(Exercise material Opens)
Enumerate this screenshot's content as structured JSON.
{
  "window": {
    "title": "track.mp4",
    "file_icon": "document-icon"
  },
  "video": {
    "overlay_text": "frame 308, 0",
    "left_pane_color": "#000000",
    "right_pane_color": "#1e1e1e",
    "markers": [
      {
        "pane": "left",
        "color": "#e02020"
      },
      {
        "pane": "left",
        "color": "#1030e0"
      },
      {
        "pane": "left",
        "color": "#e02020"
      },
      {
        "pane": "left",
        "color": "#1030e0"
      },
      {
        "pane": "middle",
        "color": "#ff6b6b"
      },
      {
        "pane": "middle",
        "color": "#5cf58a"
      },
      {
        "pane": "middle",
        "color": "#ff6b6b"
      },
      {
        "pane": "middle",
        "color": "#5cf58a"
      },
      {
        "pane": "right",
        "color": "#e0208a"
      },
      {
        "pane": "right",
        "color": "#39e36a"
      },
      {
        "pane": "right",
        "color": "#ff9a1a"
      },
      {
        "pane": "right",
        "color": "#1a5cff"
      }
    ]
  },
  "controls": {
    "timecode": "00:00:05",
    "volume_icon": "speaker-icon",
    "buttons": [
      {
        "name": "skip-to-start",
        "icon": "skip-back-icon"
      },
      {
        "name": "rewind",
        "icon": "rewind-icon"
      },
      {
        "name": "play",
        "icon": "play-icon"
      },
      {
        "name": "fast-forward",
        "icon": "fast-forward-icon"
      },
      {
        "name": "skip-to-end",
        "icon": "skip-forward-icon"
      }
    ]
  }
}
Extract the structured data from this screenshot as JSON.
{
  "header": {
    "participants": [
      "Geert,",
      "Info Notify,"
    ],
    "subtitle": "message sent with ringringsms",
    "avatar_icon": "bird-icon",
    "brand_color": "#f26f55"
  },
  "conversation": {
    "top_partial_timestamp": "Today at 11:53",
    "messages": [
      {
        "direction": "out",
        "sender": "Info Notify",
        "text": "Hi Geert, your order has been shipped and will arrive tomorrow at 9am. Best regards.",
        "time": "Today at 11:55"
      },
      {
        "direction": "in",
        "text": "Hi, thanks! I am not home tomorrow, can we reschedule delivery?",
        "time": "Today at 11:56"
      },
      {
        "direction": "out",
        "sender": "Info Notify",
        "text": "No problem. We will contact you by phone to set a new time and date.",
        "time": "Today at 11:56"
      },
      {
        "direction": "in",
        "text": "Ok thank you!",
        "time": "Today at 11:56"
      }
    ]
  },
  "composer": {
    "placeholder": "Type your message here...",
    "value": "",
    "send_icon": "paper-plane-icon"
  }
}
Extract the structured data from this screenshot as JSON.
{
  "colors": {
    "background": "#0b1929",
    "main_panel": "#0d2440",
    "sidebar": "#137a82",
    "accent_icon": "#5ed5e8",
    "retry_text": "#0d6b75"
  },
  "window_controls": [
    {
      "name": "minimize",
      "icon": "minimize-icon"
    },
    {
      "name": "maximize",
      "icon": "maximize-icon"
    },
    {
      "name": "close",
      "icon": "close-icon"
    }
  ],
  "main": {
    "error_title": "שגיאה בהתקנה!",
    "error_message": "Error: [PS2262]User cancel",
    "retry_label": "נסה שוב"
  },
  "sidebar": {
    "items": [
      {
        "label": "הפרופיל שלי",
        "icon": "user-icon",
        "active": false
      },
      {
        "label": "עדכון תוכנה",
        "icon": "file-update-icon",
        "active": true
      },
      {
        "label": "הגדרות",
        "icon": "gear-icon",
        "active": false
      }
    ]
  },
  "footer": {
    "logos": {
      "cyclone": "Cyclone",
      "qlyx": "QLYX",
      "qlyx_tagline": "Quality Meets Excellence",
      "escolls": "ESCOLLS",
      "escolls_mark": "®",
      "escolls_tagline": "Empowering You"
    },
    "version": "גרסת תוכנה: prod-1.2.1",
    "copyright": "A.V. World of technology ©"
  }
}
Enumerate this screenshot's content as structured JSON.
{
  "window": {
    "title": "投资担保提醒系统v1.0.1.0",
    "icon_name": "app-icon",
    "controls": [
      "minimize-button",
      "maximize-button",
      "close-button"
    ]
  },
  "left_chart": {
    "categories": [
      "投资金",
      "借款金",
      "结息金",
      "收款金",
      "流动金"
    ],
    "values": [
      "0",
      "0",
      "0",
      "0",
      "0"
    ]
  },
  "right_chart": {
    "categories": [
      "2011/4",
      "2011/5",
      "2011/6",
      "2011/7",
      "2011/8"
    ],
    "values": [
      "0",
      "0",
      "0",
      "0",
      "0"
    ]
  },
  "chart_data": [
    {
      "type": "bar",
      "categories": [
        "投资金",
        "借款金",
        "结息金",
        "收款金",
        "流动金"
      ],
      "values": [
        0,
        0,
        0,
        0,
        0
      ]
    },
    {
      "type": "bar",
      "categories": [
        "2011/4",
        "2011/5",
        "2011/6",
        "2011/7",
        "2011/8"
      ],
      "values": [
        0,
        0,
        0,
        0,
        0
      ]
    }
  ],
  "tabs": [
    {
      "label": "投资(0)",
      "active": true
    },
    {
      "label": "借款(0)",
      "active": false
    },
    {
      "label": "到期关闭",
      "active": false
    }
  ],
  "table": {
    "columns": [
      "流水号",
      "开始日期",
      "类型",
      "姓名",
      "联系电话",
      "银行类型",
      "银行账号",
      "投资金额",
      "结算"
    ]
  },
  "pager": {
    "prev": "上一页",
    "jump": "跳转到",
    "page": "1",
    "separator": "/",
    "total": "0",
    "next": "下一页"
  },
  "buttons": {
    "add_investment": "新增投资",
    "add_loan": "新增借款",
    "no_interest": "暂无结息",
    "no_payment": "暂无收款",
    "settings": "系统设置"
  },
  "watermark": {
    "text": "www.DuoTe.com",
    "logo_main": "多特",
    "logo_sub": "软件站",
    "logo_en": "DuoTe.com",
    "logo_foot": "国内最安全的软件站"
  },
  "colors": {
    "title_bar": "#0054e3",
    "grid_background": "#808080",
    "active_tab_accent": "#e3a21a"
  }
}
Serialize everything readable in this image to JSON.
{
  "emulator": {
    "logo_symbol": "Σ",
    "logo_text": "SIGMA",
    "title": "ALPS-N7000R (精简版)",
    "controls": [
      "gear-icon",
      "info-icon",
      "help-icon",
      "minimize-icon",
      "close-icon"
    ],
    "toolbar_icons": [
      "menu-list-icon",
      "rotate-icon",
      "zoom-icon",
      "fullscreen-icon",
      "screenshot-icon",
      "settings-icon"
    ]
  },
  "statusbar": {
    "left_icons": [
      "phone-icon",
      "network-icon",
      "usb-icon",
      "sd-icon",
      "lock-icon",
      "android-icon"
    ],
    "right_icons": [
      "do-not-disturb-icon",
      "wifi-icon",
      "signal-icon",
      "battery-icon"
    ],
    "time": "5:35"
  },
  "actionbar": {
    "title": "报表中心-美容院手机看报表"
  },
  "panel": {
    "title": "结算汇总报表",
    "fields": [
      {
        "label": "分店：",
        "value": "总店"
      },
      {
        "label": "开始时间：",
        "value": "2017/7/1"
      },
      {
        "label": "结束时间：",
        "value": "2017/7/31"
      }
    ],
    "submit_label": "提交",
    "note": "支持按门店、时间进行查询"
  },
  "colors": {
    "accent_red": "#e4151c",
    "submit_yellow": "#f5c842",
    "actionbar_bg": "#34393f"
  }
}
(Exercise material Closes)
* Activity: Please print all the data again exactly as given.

* Response box:
Enumerate this screenshot's content as structured JSON.
{
  "window": {
    "title": "track.mp4",
    "file_icon": "document-icon"
  },
  "video": {
    "overlay_text": "frame 308, 0",
    "left_pane_color": "#000000",
    "right_pane_color": "#1e1e1e",
    "markers": [
      {
        "pane": "left",
        "color": "#e02020"
      },
      {
        "pane": "left",
        "color": "#1030e0"
      },
      {
        "pane": "left",
        "color": "#e02020"
      },
      {
        "pane": "left",
        "color": "#1030e0"
      },
      {
        "pane": "middle",
        "color": "#ff6b6b"
      },
      {
        "pane": "middle",
        "color": "#5cf58a"
      },
      {
        "pane": "middle",
        "color": "#ff6b6b"
      },
      {
        "pane": "middle",
        "color": "#5cf58a"
      },
      {
        "pane": "right",
        "color": "#e0208a"
      },
      {
        "pane": "right",
        "color": "#39e36a"
      },
      {
        "pane": "right",
        "color": "#ff9a1a"
      },
      {
        "pane": "right",
        "color": "#1a5cff"
      }
    ]
  },
  "controls": {
    "timecode": "00:00:05",
    "volume_icon": "speaker-icon",
    "buttons": [
      {
        "name": "skip-to-start",
        "icon": "skip-back-icon"
      },
      {
        "name": "rewind",
        "icon": "rewind-icon"
      },
      {
        "name": "play",
        "icon": "play-icon"
      },
      {
        "name": "fast-forward",
        "icon": "fast-forward-icon"
      },
      {
        "name": "skip-to-end",
        "icon": "skip-forward-icon"
      }
    ]
  }
}
Extract the structured data from this screenshot as JSON.
{
  "header": {
    "participants": [
      "Geert,",
      "Info Notify,"
    ],
    "subtitle": "message sent with ringringsms",
    "avatar_icon": "bird-icon",
    "brand_color": "#f26f55"
  },
  "conversation": {
    "top_partial_timestamp": "Today at 11:53",
    "messages": [
      {
        "direction": "out",
        "sender": "Info Notify",
        "text": "Hi Geert, your order has been shipped and will arrive tomorrow at 9am. Best regards.",
        "time": "Today at 11:55"
      },
      {
        "direction": "in",
        "text": "Hi, thanks! I am not home tomorrow, can we reschedule delivery?",
        "time": "Today at 11:56"
      },
      {
        "direction": "out",
        "sender": "Info Notify",
        "text": "No problem. We will contact you by phone to set a new time and date.",
        "time": "Today at 11:56"
      },
      {
        "direction": "in",
        "text": "Ok thank you!",
        "time": "Today at 11:56"
      }
    ]
  },
  "composer": {
    "placeholder": "Type your message here...",
    "value": "",
    "send_icon": "paper-plane-icon"
  }
}
Extract the structured data from this screenshot as JSON.
{
  "colors": {
    "background": "#0b1929",
    "main_panel": "#0d2440",
    "sidebar": "#137a82",
    "accent_icon": "#5ed5e8",
    "retry_text": "#0d6b75"
  },
  "window_controls": [
    {
      "name": "minimize",
      "icon": "minimize-icon"
    },
    {
      "name": "maximize",
      "icon": "maximize-icon"
    },
    {
      "name": "close",
      "icon": "close-icon"
    }
  ],
  "main": {
    "error_title": "שגיאה בהתקנה!",
    "error_message": "Error: [PS2262]User cancel",
    "retry_label": "נסה שוב"
  },
  "sidebar": {
    "items": [
      {
        "label": "הפרופיל שלי",
        "icon": "user-icon",
        "active": false
      },
      {
        "label": "עדכון תוכנה",
        "icon": "file-update-icon",
        "active": true
      },
      {
        "label": "הגדרות",
        "icon": "gear-icon",
        "active": false
      }
    ]
  },
  "footer": {
    "logos": {
      "cyclone": "Cyclone",
      "qlyx": "QLYX",
      "qlyx_tagline": "Quality Meets Excellence",
      "escolls": "ESCOLLS",
      "escolls_mark": "®",
      "escolls_tagline": "Empowering You"
    },
    "version": "גרסת תוכנה: prod-1.2.1",
    "copyright": "A.V. World of technology ©"
  }
}
Enumerate this screenshot's content as structured JSON.
{
  "window": {
    "title": "投资担保提醒系统v1.0.1.0",
    "icon_name": "app-icon",
    "controls": [
      "minimize-button",
      "maximize-button",
      "close-button"
    ]
  },
  "left_chart": {
    "categories": [
      "投资金",
      "借款金",
      "结息金",
      "收款金",
      "流动金"
    ],
    "values": [
      "0",
      "0",
      "0",
      "0",
      "0"
    ]
  },
  "right_chart": {
    "categories": [
      "2011/4",
      "2011/5",
      "2011/6",
      "2011/7",
      "2011/8"
    ],
    "values": [
      "0",
      "0",
      "0",
      "0",
      "0"
    ]
  },
  "chart_data": [
    {
      "type": "bar",
      "categories": [
        "投资金",
        "借款金",
        "结息金",
        "收款金",
        "流动金"
      ],
      "values": [
        0,
        0,
        0,
        0,
        0
      ]
    },
    {
      "type": "bar",
      "categories": [
        "2011/4",
        "2011/5",
        "2011/6",
        "2011/7",
        "2011/8"
      ],
      "values": [
        0,
        0,
        0,
        0,
        0
      ]
    }
  ],
  "tabs": [
    {
      "label": "投资(0)",
      "active": true
    },
    {
      "label": "借款(0)",
      "active": false
    },
    {
      "label": "到期关闭",
      "active": false
    }
  ],
  "table": {
    "columns": [
      "流水号",
      "开始日期",
      "类型",
      "姓名",
      "联系电话",
      "银行类型",
      "银行账号",
      "投资金额",
      "结算"
    ]
  },
  "pager": {
    "prev": "上一页",
    "jump": "跳转到",
    "page": "1",
    "separator": "/",
    "total": "0",
    "next": "下一页"
  },
  "buttons": {
    "add_investment": "新增投资",
    "add_loan": "新增借款",
    "no_interest": "暂无结息",
    "no_payment": "暂无收款",
    "settings": "系统设置"
  },
  "watermark": {
    "text": "www.DuoTe.com",
    "logo_main": "多特",
    "logo_sub": "软件站",
    "logo_en": "DuoTe.com",
    "logo_foot": "国内最安全的软件站"
  },
  "colors": {
    "title_bar": "#0054e3",
    "grid_background": "#808080",
    "active_tab_accent": "#e3a21a"
  }
}
Serialize everything readable in this image to JSON.
{
  "emulator": {
    "logo_symbol": "Σ",
    "logo_text": "SIGMA",
    "title": "ALPS-N7000R (精简版)",
    "controls": [
      "gear-icon",
      "info-icon",
      "help-icon",
      "minimize-icon",
      "close-icon"
    ],
    "toolbar_icons": [
      "menu-list-icon",
      "rotate-icon",
      "zoom-icon",
      "fullscreen-icon",
      "screenshot-icon",
      "settings-icon"
    ]
  },
  "statusbar": {
    "left_icons": [
      "phone-icon",
      "network-icon",
      "usb-icon",
      "sd-icon",
      "lock-icon",
      "android-icon"
    ],
    "right_icons": [
      "do-not-disturb-icon",
      "wifi-icon",
      "signal-icon",
      "battery-icon"
    ],
    "time": "5:35"
  },
  "actionbar": {
    "title": "报表中心-美容院手机看报表"
  },
  "panel": {
    "title": "结算汇总报表",
    "fields": [
      {
        "label": "分店：",
        "value": "总店"
      },
      {
        "label": "开始时间：",
        "value": "2017/7/1"
      },
      {
        "label": "结束时间：",
        "value": "2017/7/31"
      }
    ],
    "submit_label": "提交",
    "note": "支持按门店、时间进行查询"
  },
  "colors": {
    "accent_red": "#e4151c",
    "submit_yellow": "#f5c842",
    "actionbar_bg": "#34393f"
  }
}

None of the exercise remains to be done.